# Supplied data
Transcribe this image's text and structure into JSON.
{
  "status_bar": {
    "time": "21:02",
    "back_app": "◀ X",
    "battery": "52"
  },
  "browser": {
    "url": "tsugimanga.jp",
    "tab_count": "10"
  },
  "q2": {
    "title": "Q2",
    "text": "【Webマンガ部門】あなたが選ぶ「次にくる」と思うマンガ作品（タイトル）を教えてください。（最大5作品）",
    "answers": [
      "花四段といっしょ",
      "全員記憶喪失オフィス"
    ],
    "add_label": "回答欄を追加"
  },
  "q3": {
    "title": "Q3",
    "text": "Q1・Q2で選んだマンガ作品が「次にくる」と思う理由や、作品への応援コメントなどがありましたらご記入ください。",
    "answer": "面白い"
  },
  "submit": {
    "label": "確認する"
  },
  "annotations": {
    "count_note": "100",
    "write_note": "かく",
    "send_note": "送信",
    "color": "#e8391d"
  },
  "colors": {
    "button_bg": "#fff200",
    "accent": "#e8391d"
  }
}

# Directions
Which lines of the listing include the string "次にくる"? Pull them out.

# Output below
    "text": "【Webマンガ部門】あなたが選ぶ「次にくる」と思うマンガ作品（タイトル）を教えてください。（最大5作品）",
    "text": "Q1・Q2で選んだマンガ作品が「次にくる」と思う理由や、作品への応援コメントなどがありましたらご記入ください。",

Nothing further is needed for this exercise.